Beginning as early in life asLittle League. youngsters are conditioned by advertising to employ the “ popular” brand, those promoted by their favorite athlete or the ones that have national name recognition. These products are imprinted onto the fabric of society as acceptable, via mass commercialization in the structure and implementation of ad campaigns pinpointed at target audiences. Nothing is left to chance in promotion of sport products, consumer research is exactly that, and is approached as a scientific study with definitive direction aimed toward advantageous financial result.

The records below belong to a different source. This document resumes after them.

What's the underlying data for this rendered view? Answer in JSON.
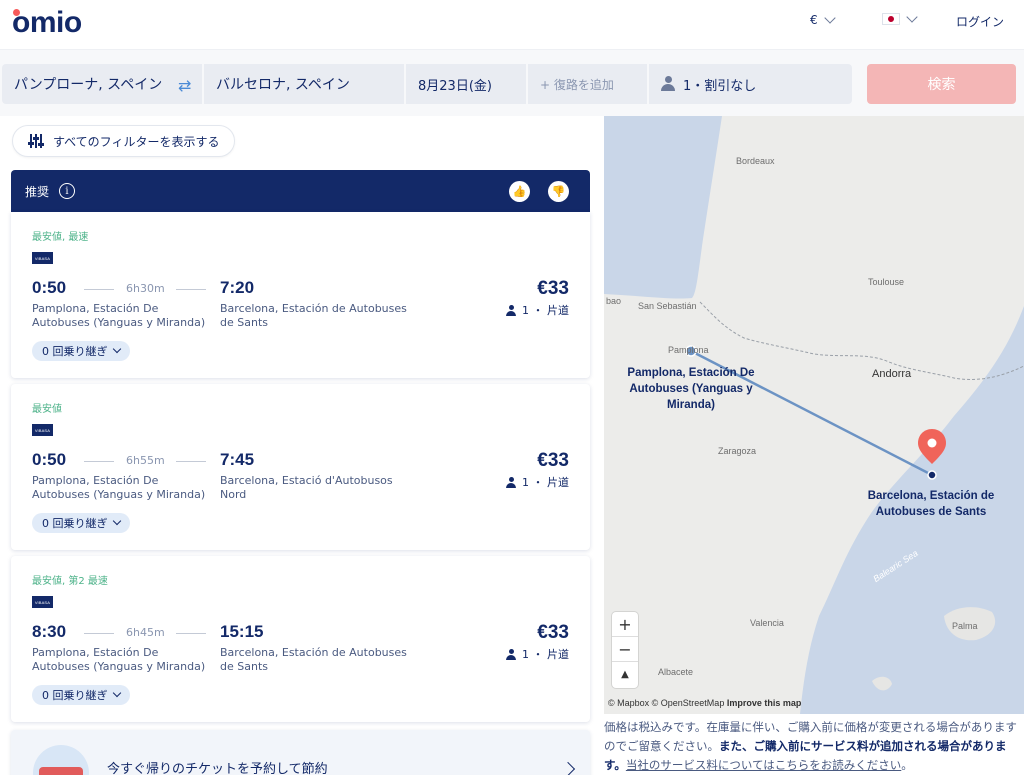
{
  "header": {
    "logo": "omio",
    "currency": "€",
    "login": "ログイン"
  },
  "search": {
    "from": "パンプローナ, スペイン",
    "to": "バルセロナ, スペイン",
    "date": "8月23日(金)",
    "return_placeholder": "+ 復路を追加",
    "passengers": "1・割引なし",
    "search_button": "検索"
  },
  "filters": {
    "label": "すべてのフィルターを表示する"
  },
  "recommended": {
    "label": "推奨",
    "info": "i"
  },
  "results": [
    {
      "tag": "最安値, 最速",
      "carrier": "ViBASA",
      "depart": "0:50",
      "duration": "6h30m",
      "arrive": "7:20",
      "from_station": "Pamplona, Estación De Autobuses (Yanguas y Miranda)",
      "to_station": "Barcelona, Estación de Autobuses de Sants",
      "price": "€33",
      "passengers": "1 ・ 片道",
      "transfers": "0 回乗り継ぎ"
    },
    {
      "tag": "最安値",
      "carrier": "ViBASA",
      "depart": "0:50",
      "duration": "6h55m",
      "arrive": "7:45",
      "from_station": "Pamplona, Estación De Autobuses (Yanguas y Miranda)",
      "to_station": "Barcelona, Estació d'Autobusos Nord",
      "price": "€33",
      "passengers": "1 ・ 片道",
      "transfers": "0 回乗り継ぎ"
    },
    {
      "tag": "最安値, 第2 最速",
      "carrier": "ViBASA",
      "depart": "8:30",
      "duration": "6h45m",
      "arrive": "15:15",
      "from_station": "Pamplona, Estación De Autobuses (Yanguas y Miranda)",
      "to_station": "Barcelona, Estación de Autobuses de Sants",
      "price": "€33",
      "passengers": "1 ・ 片道",
      "transfers": "0 回乗り継ぎ"
    }
  ],
  "promo": {
    "text": "今すぐ帰りのチケットを予約して節約"
  },
  "map": {
    "labels": {
      "bordeaux": "Bordeaux",
      "toulouse": "Toulouse",
      "bao": "bao",
      "san_sebastian": "San Sebastián",
      "pamplona_small": "Pamplona",
      "andorra": "Andorra",
      "zaragoza": "Zaragoza",
      "valencia": "Valencia",
      "palma": "Palma",
      "albacete": "Albacete",
      "balearic_sea": "Balearic Sea"
    },
    "origin_label": "Pamplona, Estación De Autobuses (Yanguas y Miranda)",
    "destination_label": "Barcelona, Estación de Autobuses de Sants",
    "attribution": "© Mapbox © OpenStreetMap",
    "improve": "Improve this map"
  },
  "notice": {
    "text1": "価格は税込みです。在庫量に伴い、ご購入前に価格が変更される場合がありますのでご留意ください。",
    "bold": "また、ご購入前にサービス料が追加される場合があります。",
    "link": "当社のサービス料についてはこちらをお読みください",
    "end": "。"
  },
  "colors": {
    "brand_navy": "#132968",
    "brand_red": "#f65a5a",
    "tag_green": "#4eb38a",
    "search_button_disabled": "#f4b6b6",
    "route_line": "#6c93c4"
  }
}
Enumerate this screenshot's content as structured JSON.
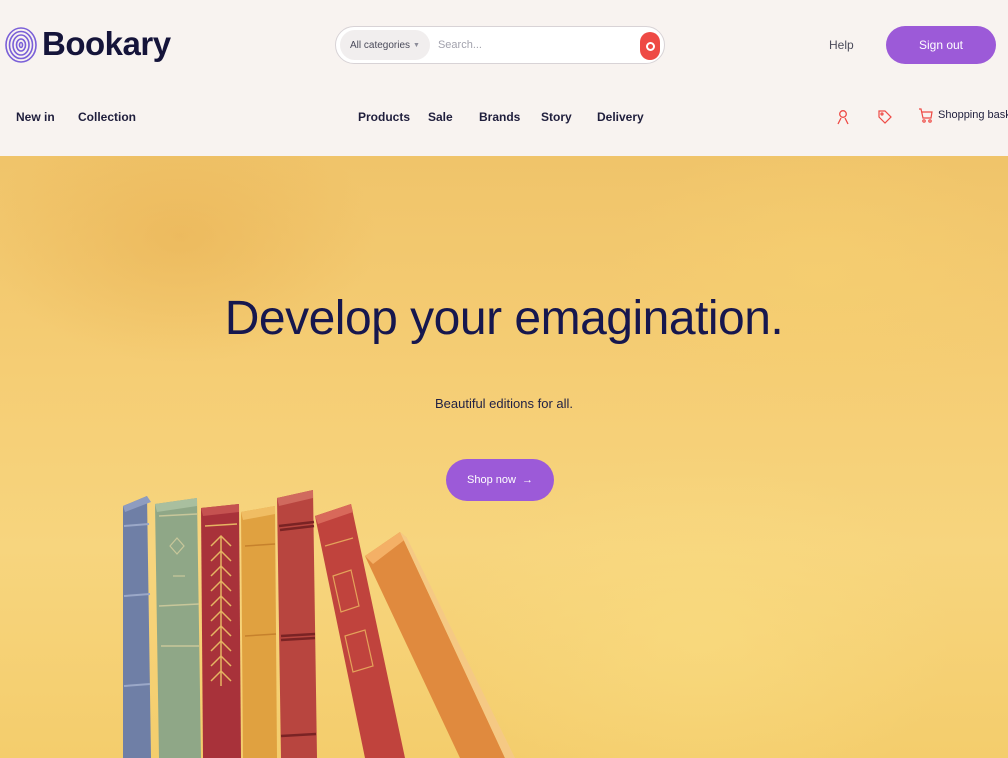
{
  "brand": {
    "name": "Bookary",
    "accent": "#9c5ad8",
    "search_color": "#ee4a45",
    "heading_color": "#16174e"
  },
  "search": {
    "category": "All categories",
    "placeholder": "Search..."
  },
  "header": {
    "help": "Help",
    "signout": "Sign out"
  },
  "nav": {
    "left": [
      "New in",
      "Collection"
    ],
    "center": [
      "Products",
      "Sale",
      "Brands",
      "Story",
      "Delivery"
    ],
    "basket": "Shopping basket"
  },
  "icons": {
    "logo": "fingerprint-logo-icon",
    "account": "user-icon",
    "tags": "tag-icon",
    "cart": "cart-icon",
    "search": "search-icon"
  },
  "hero": {
    "title": "Develop your emagination.",
    "subtitle": "Beautiful editions for all.",
    "cta": "Shop now",
    "cta_arrow": "→"
  }
}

The commercial sponsorship of collegiate athletics is easily one of the most important features of a profitable college athletic department. Without shoe and uniform deals, many colleges and universities would need to suspend sports that are an economic liability, those which do not have large gate revenue or television contracts. So at the minimum, all college sports are commercialized by association.
On the level of professional sports, commercialization of sport is undoubtedly the most profitable, for both the advertiser and the fan. Without advertising support, professional sports would not have progressed to the number of franchises present today, and their financial stability would be questionable on an individual basis. NASCAR has taken the commercialization of sport to new levels of unabashed sport profiteering, with race cars that have become 200 mile per hour rolling billboards.
The prevalence of the number and quality of sports on television is directly attributable to the commercialization of sport. Without commercial sponsorship, fans would not be able to follow favoured sports as closely as they desire, and at least in this aspect, the commercialization of sport has benefited society in providing entertainment.
With regards to the safety issue it has been suggested that the commercialization of the sport has had the consequence of raising safety awareness. This is because sponsors want to be associated with the ‘ positive’ image of the sport – speed, success, glamour, excitement and it is suggested sponsors may feel it harms their advertising if associated with anything ‘ negative’ such as an accident. Therefore sponsors press for greater safety initiatives. FIA President, Max Mosley noted the possible negative association when Karl Wendlinger crashed heavily during practice for the 1994 Monaco Grand Prix; Mosley is quoted as saying:
This would suggest that commercial sponsors would like racing to retain a glamorous and exciting image whilst lowering the chances of serious accidents and fatalities. However, the link between commercialization and safety is not one directional and cannot be viewed so simply. Commercialization of the sport may also be seen to have had the unintentional consequence of ‘ undermining’ safety. For instance, not all accidents are perceived by sponsors as ‘ negative’. When Derek Daly crashed in his Tyrrell during the 1980 Monaco Grand Prix he luckily escaped unharmed which no doubt lessened people’s perception of the crash as ‘ horrific’ and may have even generated feelings of excitement due to a ‘ miraculous escape’ and:
The Monaco Grand Prix is an interesting event to consider when focusing on the relationship between commercialization and safety. Monaco is the jewel in the crown of Formula One racing, the most lauded and glamorous event on the calendar. But, it is also unpopular with many participants, two of the main reasons being the small and cramped conditions the teams have to work in and the nature of the circuit. As a ‘ street circuit’, Monaco does not have the characteristic run off areas of purpose built circuits instead the track is lined by walls and Armco barriers. Regarding Monaco, Professor Watkins, F1 Medical Officer writes:
So why has Monaco remained on the calendar when safety has become such an important issue? Monaco is historically important to F1 and commercially significant. Monaco has the highest level of corporate hospitality of any F1 race and is the focus of much media attention, often attracting interest from people who otherwise have little interest in the sport. James Hunt is quoted as saying: